§ **Exercise description**:
Your copy should hold every record verbatim and none of the pictures.

** Dataset follows **

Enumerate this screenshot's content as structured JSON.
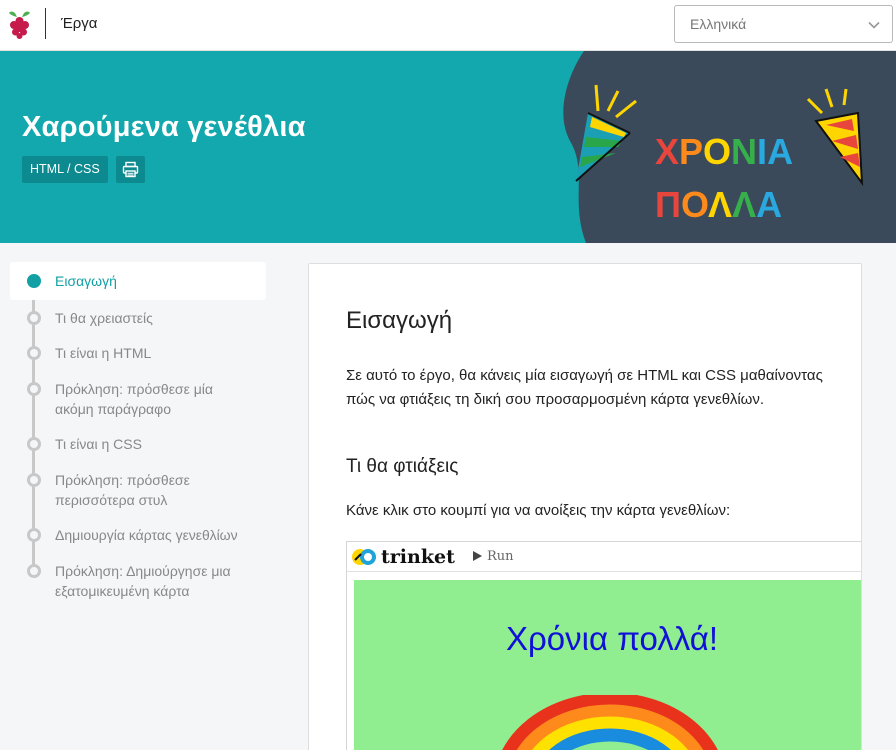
{
  "topbar": {
    "projects_link": "Έργα",
    "language": {
      "selected": "Ελληνικά"
    }
  },
  "hero": {
    "title": "Χαρούμενα γενέθλια",
    "tag": "HTML / CSS",
    "art_text": {
      "line1": "ΧΡΟΝΙΑ",
      "line2": "ΠΟΛΛΑ"
    }
  },
  "sidebar": {
    "steps": [
      {
        "label": "Εισαγωγή",
        "active": true
      },
      {
        "label": "Τι θα χρειαστείς"
      },
      {
        "label": "Τι είναι η HTML"
      },
      {
        "label": "Πρόκληση: πρόσθεσε μία ακόμη παράγραφο"
      },
      {
        "label": "Τι είναι η CSS"
      },
      {
        "label": "Πρόκληση: πρόσθεσε περισσότερα στυλ"
      },
      {
        "label": "Δημιουργία κάρτας γενεθλίων"
      },
      {
        "label": "Πρόκληση: Δημιούργησε μια εξατομικευμένη κάρτα"
      }
    ]
  },
  "content": {
    "heading": "Εισαγωγή",
    "intro": "Σε αυτό το έργο, θα κάνεις μία εισαγωγή σε HTML και CSS μαθαίνοντας πώς να φτιάξεις τη δική σου προσαρμοσμένη κάρτα γενεθλίων.",
    "subheading": "Τι θα φτιάξεις",
    "instruction": "Κάνε κλικ στο κουμπί για να ανοίξεις την κάρτα γενεθλίων:",
    "trinket": {
      "name": "trinket",
      "run_label": "Run",
      "greeting": "Χρόνια πολλά!"
    }
  },
  "colors": {
    "teal": "#12a8ad",
    "dark_slate": "#3b4a5a",
    "card_green": "#90ee90",
    "greeting_blue": "#1010d8"
  }
}
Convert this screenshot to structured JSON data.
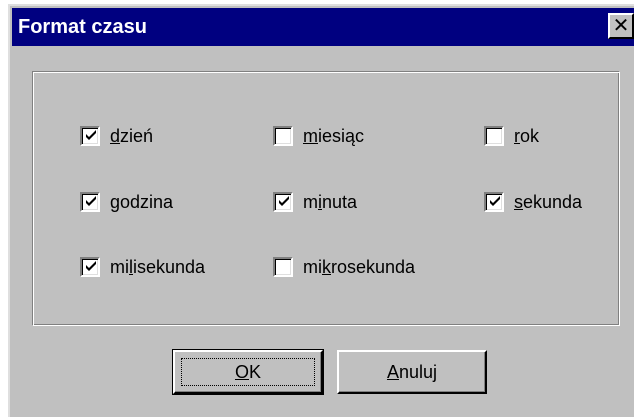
{
  "window": {
    "title": "Format czasu",
    "close_glyph": "✕"
  },
  "options": [
    {
      "pre": "",
      "key": "d",
      "post": "zień",
      "checked": true
    },
    {
      "pre": "",
      "key": "m",
      "post": "iesiąc",
      "checked": false
    },
    {
      "pre": "",
      "key": "r",
      "post": "ok",
      "checked": false
    },
    {
      "pre": "",
      "key": "g",
      "post": "odzina",
      "checked": true
    },
    {
      "pre": "m",
      "key": "i",
      "post": "nuta",
      "checked": true
    },
    {
      "pre": "",
      "key": "s",
      "post": "ekunda",
      "checked": true
    },
    {
      "pre": "mi",
      "key": "l",
      "post": "isekunda",
      "checked": true
    },
    {
      "pre": "mi",
      "key": "k",
      "post": "rosekunda",
      "checked": false
    }
  ],
  "buttons": {
    "ok": {
      "key": "O",
      "post": "K"
    },
    "cancel": {
      "key": "A",
      "post": "nuluj"
    }
  },
  "colors": {
    "titlebar": "#000080",
    "face": "#c0c0c0"
  }
}
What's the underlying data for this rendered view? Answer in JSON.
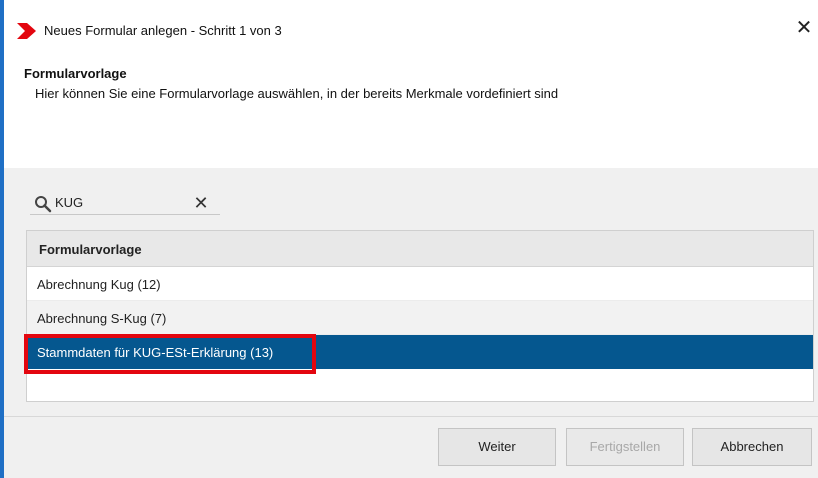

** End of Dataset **

§ **Output of the exercise**:
Enumerate this screenshot's content as structured JSON.
{
  "topbar": {
    "projects_link": "Έργα",
    "language": {
      "selected": "Ελληνικά"
    }
  },
  "hero": {
    "title": "Χαρούμενα γενέθλια",
    "tag": "HTML / CSS",
    "art_text": {
      "line1": "ΧΡΟΝΙΑ",
      "line2": "ΠΟΛΛΑ"
    }
  },
  "sidebar": {
    "steps": [
      {
        "label": "Εισαγωγή",
        "active": true
      },
      {
        "label": "Τι θα χρειαστείς"
      },
      {
        "label": "Τι είναι η HTML"
      },
      {
        "label": "Πρόκληση: πρόσθεσε μία ακόμη παράγραφο"
      },
      {
        "label": "Τι είναι η CSS"
      },
      {
        "label": "Πρόκληση: πρόσθεσε περισσότερα στυλ"
      },
      {
        "label": "Δημιουργία κάρτας γενεθλίων"
      },
      {
        "label": "Πρόκληση: Δημιούργησε μια εξατομικευμένη κάρτα"
      }
    ]
  },
  "content": {
    "heading": "Εισαγωγή",
    "intro": "Σε αυτό το έργο, θα κάνεις μία εισαγωγή σε HTML και CSS μαθαίνοντας πώς να φτιάξεις τη δική σου προσαρμοσμένη κάρτα γενεθλίων.",
    "subheading": "Τι θα φτιάξεις",
    "instruction": "Κάνε κλικ στο κουμπί για να ανοίξεις την κάρτα γενεθλίων:",
    "trinket": {
      "name": "trinket",
      "run_label": "Run",
      "greeting": "Χρόνια πολλά!"
    }
  },
  "colors": {
    "teal": "#12a8ad",
    "dark_slate": "#3b4a5a",
    "card_green": "#90ee90",
    "greeting_blue": "#1010d8"
  }
}
Convert this screenshot to structured JSON data.
{
  "window": {
    "title": "Format czasu",
    "close_glyph": "✕"
  },
  "options": [
    {
      "pre": "",
      "key": "d",
      "post": "zień",
      "checked": true
    },
    {
      "pre": "",
      "key": "m",
      "post": "iesiąc",
      "checked": false
    },
    {
      "pre": "",
      "key": "r",
      "post": "ok",
      "checked": false
    },
    {
      "pre": "",
      "key": "g",
      "post": "odzina",
      "checked": true
    },
    {
      "pre": "m",
      "key": "i",
      "post": "nuta",
      "checked": true
    },
    {
      "pre": "",
      "key": "s",
      "post": "ekunda",
      "checked": true
    },
    {
      "pre": "mi",
      "key": "l",
      "post": "isekunda",
      "checked": true
    },
    {
      "pre": "mi",
      "key": "k",
      "post": "rosekunda",
      "checked": false
    }
  ],
  "buttons": {
    "ok": {
      "key": "O",
      "post": "K"
    },
    "cancel": {
      "key": "A",
      "post": "nuluj"
    }
  },
  "colors": {
    "titlebar": "#000080",
    "face": "#c0c0c0"
  }
}
What's the underlying data for this rendered view? Answer in JSON.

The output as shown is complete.